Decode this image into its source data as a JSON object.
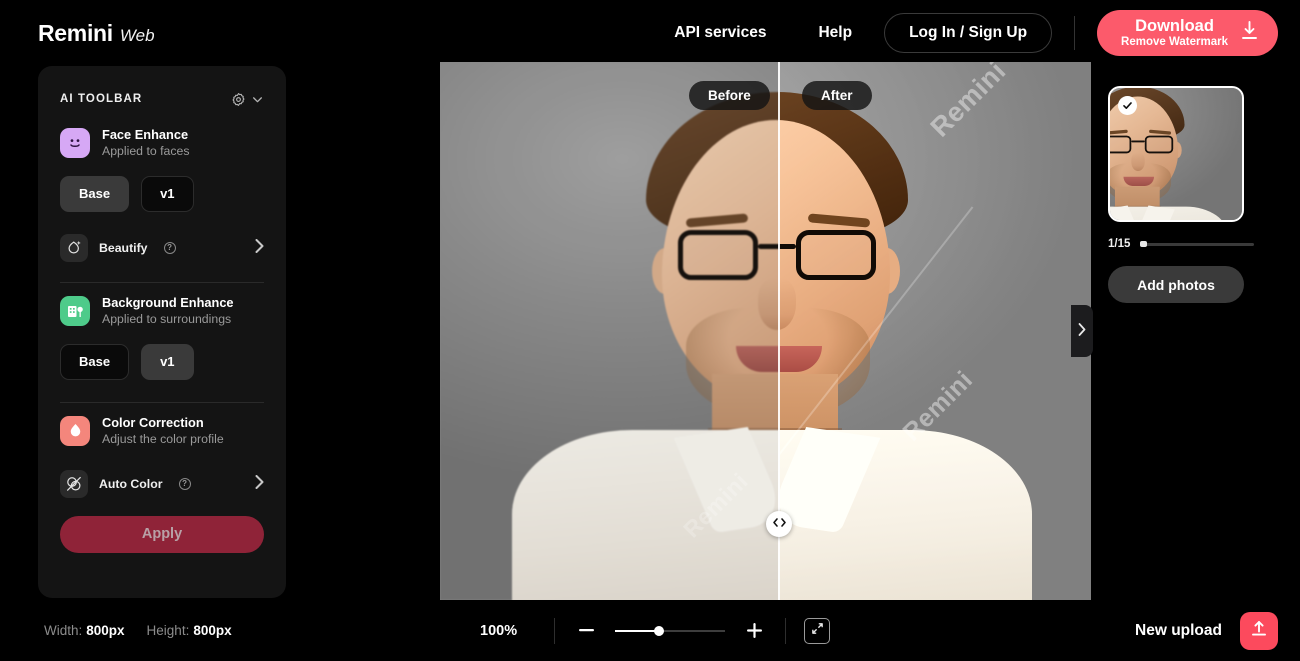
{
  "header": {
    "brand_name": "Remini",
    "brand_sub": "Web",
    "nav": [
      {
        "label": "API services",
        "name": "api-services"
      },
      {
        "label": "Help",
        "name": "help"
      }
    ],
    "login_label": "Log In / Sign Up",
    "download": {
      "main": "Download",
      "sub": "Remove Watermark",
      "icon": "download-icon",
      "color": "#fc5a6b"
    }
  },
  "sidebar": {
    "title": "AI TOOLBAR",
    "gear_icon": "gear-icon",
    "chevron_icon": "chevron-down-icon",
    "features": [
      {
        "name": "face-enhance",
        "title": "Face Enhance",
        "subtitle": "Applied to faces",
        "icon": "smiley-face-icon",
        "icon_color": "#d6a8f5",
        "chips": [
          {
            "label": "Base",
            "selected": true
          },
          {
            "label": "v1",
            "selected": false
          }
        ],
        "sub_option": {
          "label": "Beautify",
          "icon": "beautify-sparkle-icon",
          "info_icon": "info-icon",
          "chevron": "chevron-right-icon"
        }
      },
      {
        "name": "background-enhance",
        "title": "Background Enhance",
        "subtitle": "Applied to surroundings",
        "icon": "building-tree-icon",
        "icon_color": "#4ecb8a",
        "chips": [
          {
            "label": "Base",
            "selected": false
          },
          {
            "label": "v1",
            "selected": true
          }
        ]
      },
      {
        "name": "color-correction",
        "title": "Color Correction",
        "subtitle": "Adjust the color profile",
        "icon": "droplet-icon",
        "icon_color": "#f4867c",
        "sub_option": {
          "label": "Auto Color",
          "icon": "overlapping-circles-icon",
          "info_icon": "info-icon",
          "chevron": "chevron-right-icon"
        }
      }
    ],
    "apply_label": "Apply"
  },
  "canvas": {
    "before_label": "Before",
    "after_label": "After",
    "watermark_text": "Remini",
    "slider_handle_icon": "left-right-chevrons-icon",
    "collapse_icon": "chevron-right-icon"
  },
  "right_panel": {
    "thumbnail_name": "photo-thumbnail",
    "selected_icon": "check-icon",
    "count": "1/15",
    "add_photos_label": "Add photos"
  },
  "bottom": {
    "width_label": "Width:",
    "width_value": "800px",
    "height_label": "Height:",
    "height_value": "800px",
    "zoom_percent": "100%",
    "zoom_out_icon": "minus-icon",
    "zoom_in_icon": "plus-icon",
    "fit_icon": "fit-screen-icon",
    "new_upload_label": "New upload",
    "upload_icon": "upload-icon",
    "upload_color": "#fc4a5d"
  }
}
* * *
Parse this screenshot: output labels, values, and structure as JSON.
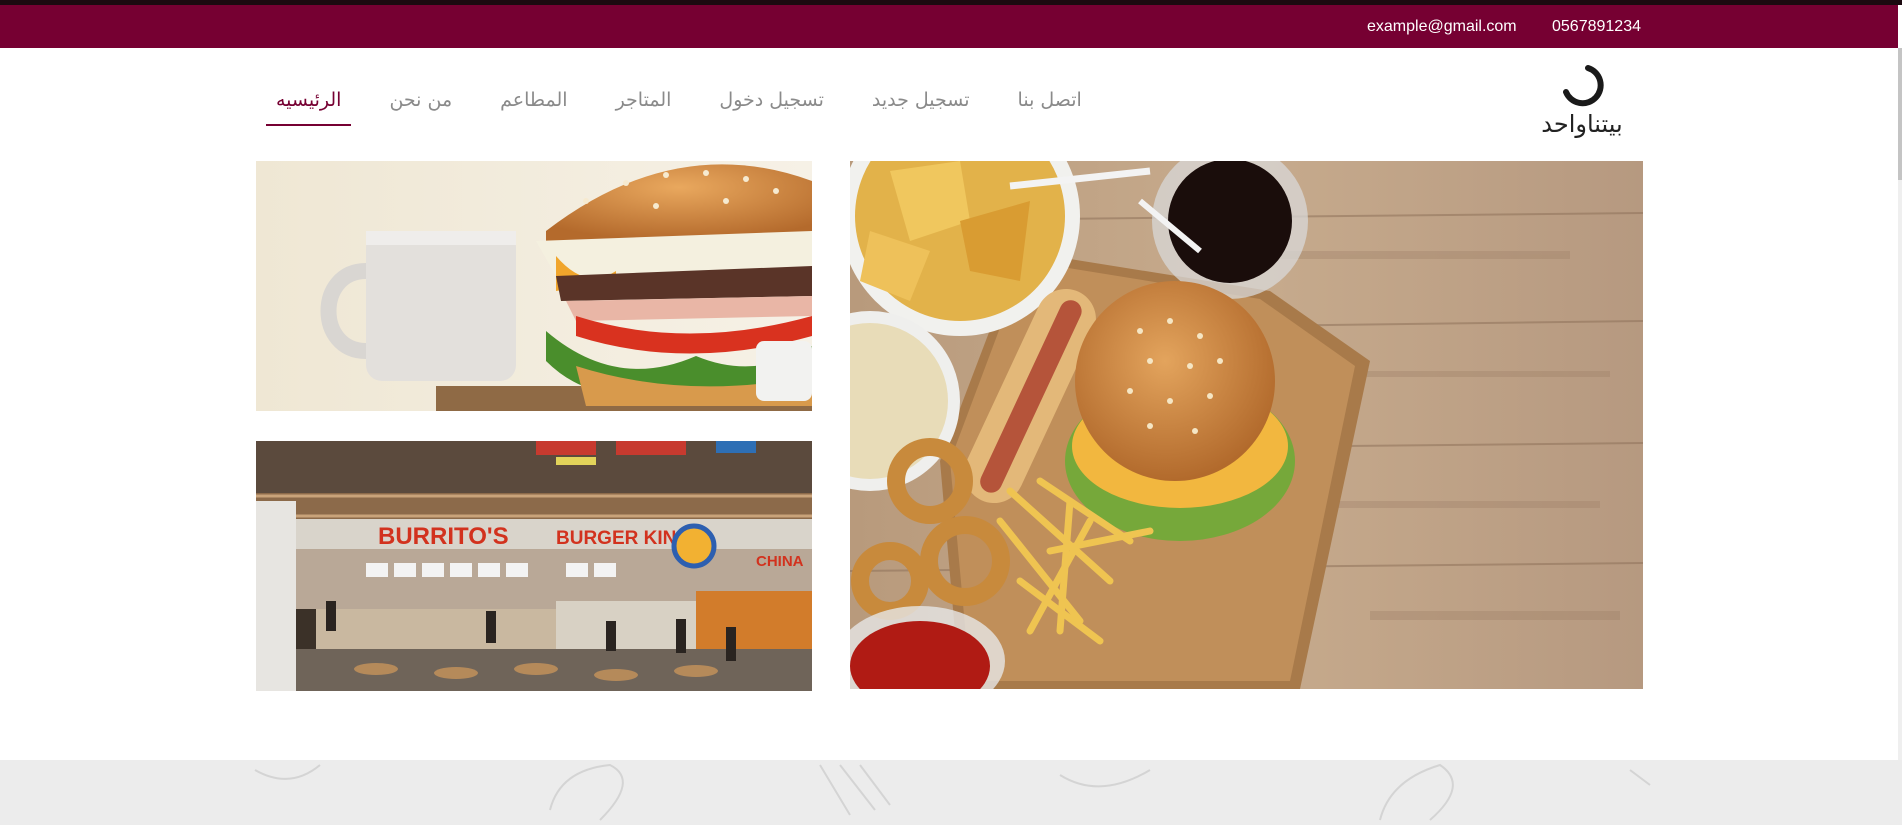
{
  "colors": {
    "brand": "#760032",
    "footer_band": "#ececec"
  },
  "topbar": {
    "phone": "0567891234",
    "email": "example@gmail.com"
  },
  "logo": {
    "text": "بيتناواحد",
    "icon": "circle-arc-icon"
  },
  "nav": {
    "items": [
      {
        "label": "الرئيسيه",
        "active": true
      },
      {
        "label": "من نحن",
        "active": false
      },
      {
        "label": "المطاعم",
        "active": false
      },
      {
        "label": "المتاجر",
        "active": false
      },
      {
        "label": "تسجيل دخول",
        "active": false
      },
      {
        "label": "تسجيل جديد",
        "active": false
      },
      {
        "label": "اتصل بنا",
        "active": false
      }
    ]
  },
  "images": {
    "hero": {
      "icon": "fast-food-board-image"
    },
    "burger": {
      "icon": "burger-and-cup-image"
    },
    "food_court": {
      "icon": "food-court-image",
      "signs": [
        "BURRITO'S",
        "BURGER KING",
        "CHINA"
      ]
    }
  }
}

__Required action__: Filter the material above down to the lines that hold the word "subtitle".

__Solution to this exercise__:
        "subtitle": "Applied to faces",
        "subtitle": "Applied to surroundings",
        "subtitle": "Adjust the color profile",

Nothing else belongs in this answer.